Unpacking those feelings means going back in time. Wolves are highly mythologized creatures. They’re mentioned numerous times in the Bible: “ravenous,” “savage,” snatching sheep. They’re mainstays of villains in fairy tales like Little Red Riding Hood and The Three Little Pigs. Bears are portrayed in a different light in American culture. Think Goldilocks and the Three Bears, teddy bears and Smokey Bear. Grizzly bears and wolves both share a history of Endangered Species Act protections and court battles, and in turn, can symbolize government overreach. But while recent delisting attempts are stirring the pot, grizzlies were never put back onto the landscape by federal agencies like wolves were.

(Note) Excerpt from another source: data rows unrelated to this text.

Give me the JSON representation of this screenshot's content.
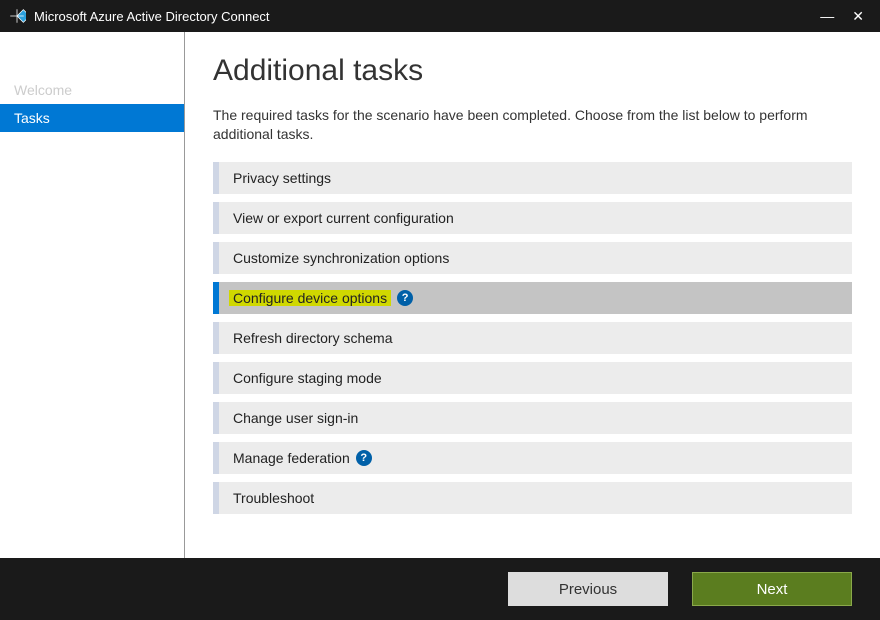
{
  "window": {
    "title": "Microsoft Azure Active Directory Connect"
  },
  "sidebar": {
    "items": [
      {
        "label": "Welcome",
        "active": false
      },
      {
        "label": "Tasks",
        "active": true
      }
    ]
  },
  "page": {
    "title": "Additional tasks",
    "description": "The required tasks for the scenario have been completed. Choose from the list below to perform additional tasks."
  },
  "tasks": [
    {
      "label": "Privacy settings",
      "selected": false,
      "hasHelp": false
    },
    {
      "label": "View or export current configuration",
      "selected": false,
      "hasHelp": false
    },
    {
      "label": "Customize synchronization options",
      "selected": false,
      "hasHelp": false
    },
    {
      "label": "Configure device options",
      "selected": true,
      "hasHelp": true
    },
    {
      "label": "Refresh directory schema",
      "selected": false,
      "hasHelp": false
    },
    {
      "label": "Configure staging mode",
      "selected": false,
      "hasHelp": false
    },
    {
      "label": "Change user sign-in",
      "selected": false,
      "hasHelp": false
    },
    {
      "label": "Manage federation",
      "selected": false,
      "hasHelp": true
    },
    {
      "label": "Troubleshoot",
      "selected": false,
      "hasHelp": false
    }
  ],
  "footer": {
    "previous_label": "Previous",
    "next_label": "Next"
  },
  "help_glyph": "?"
}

Smith has worked to reduce the numbers of wolf hunting quotas in Montana, knowing that compromise is difficult to come by. | Max Lowe for the Deseret News

 Wolves will always be subject to symbolism — sometimes, even two sides of the same coin. For many, they represent wildness. But which version? Something to pine for in a digital age, or something to control and dominate, the same attitude as the frontier days? In Colorado, the ballot measure to reintroduce wolves passed narrowly, with a margin of 57,000 votes. But commissioners in 39 of the state’s 64 counties voted against the reintroduction. “You just have people battling over values and their politics inflating and heating up rhetoric,” says Adrian Treves, an environmental studies professor at the University of Wisconsin-Madison who founded the Carnivore Coexistence Lab. “It’s unfortunate because it robs us of the ability to deliberate on public policy in a calm, reasoned manner.”

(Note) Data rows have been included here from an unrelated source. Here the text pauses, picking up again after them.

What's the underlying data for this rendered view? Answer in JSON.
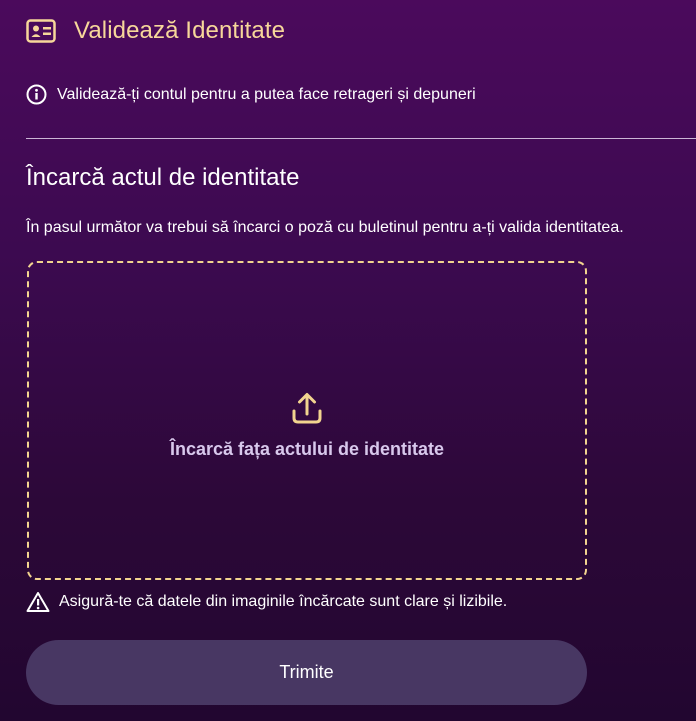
{
  "header": {
    "icon": "id-card-icon",
    "title": "Validează Identitate"
  },
  "info": {
    "icon": "info-circle-icon",
    "text": "Validează-ți contul pentru a putea face retrageri și depuneri"
  },
  "upload_section": {
    "title": "Încarcă actul de identitate",
    "description": "În pasul următor va trebui să încarci o poză cu buletinul pentru a-ți valida identitatea.",
    "dropzone": {
      "icon": "upload-icon",
      "label": "Încarcă fața actului de identitate"
    }
  },
  "warning": {
    "icon": "warning-triangle-icon",
    "text": "Asigură-te că datele din imaginile încărcate sunt clare și lizibile."
  },
  "submit": {
    "label": "Trimite"
  },
  "colors": {
    "accent": "#f7d79a",
    "button_bg": "#483763",
    "background_top": "#4b0a5c",
    "background_bottom": "#220630"
  }
}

Protecting what protects

Back in the scrubby sagebrush of northeastern Oregon, wolves force rancher Kerns to hold dueling perspectives. She understands their ecological value and doesn’t want them gone. But they’re also a source of immense frustration: at wildlife officials, who she feels aren’t following the state plan; and at the public, who she feels don’t understand the reality of living with wolves. “I don’t have a problem with wolves being on the landscape,” Kerns says. “I do have a problem with how wolves are being managed.” 

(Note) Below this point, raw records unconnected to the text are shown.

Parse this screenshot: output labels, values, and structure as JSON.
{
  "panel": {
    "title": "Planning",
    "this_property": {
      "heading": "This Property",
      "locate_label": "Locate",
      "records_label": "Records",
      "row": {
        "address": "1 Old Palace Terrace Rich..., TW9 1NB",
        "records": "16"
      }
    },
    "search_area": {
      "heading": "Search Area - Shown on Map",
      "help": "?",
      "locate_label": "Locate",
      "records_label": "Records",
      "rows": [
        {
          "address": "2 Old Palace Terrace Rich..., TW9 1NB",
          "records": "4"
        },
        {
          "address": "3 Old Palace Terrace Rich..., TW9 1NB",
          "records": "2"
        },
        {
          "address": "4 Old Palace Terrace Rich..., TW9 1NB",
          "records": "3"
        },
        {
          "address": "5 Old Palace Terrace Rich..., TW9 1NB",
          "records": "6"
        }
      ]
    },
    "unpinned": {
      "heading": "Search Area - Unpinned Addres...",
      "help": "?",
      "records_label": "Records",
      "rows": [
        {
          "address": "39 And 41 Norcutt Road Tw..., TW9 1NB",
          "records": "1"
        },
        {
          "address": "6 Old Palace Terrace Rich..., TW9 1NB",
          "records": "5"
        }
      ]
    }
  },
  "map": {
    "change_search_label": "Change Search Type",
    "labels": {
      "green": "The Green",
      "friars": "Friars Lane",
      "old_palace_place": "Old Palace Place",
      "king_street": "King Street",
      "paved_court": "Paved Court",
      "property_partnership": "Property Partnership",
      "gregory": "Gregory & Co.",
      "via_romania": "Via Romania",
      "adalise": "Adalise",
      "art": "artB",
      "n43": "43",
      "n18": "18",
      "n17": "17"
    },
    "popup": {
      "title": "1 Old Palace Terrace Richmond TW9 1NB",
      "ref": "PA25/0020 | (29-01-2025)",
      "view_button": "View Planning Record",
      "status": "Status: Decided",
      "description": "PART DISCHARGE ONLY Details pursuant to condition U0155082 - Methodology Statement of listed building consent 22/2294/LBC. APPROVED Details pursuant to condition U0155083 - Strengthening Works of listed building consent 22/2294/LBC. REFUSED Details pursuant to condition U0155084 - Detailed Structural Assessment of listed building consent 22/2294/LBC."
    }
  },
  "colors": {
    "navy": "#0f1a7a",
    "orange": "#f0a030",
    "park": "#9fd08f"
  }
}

So what does the “hard-fought middle” look like when it comes to these high-stakes predators? Ricocheting between state management and federal protection increases tension and continually inflames old wounds, but at the same time, an all-or-nothing approach doesn’t appear to stick in the courts or in the public eye. 

It’s easier to point to what doesn’t work — like hard boundaries between protection and annihilation last year outside Yellowstone — than what does. If what doesn’t work draws outcry and indignation along entrenched lines, then what’s the opposite? Maybe the way forward involves an even bigger paradigm shift, integrating the idea of reciprocity that governs tribal wildlife management on the Wind River Reservation. “How do we protect and how do we take care of that which takes care of us?” Martel poses.

Jacob W. Frank/NPS for the Deseret News

 Maybe the middle is found somewhere in the hundreds of conversations about wolves taking place across the West. “When it’s gridlocked, you just stand on your side throwing hand grenades at each other,” Smith says. “If you’re actually talking … a lot of times you might not agree, but at the same time, you’re still talking.” Conversations continue as the clock ticks down in Colorado. But proof of a successful reintroduction isn’t just people with different attitudes towards wolves sitting down at the same table. It’s the chance to spot a pack of wolves curled up on a wind-whipped bluff or to hear them howl from out of sight. It’s wolves doing what wolves do, away from stories, town hall meetings and invisible boundary lines: survive.    

This story appears in the May issue of Deseret Magazine. Learn more about how to subscribe.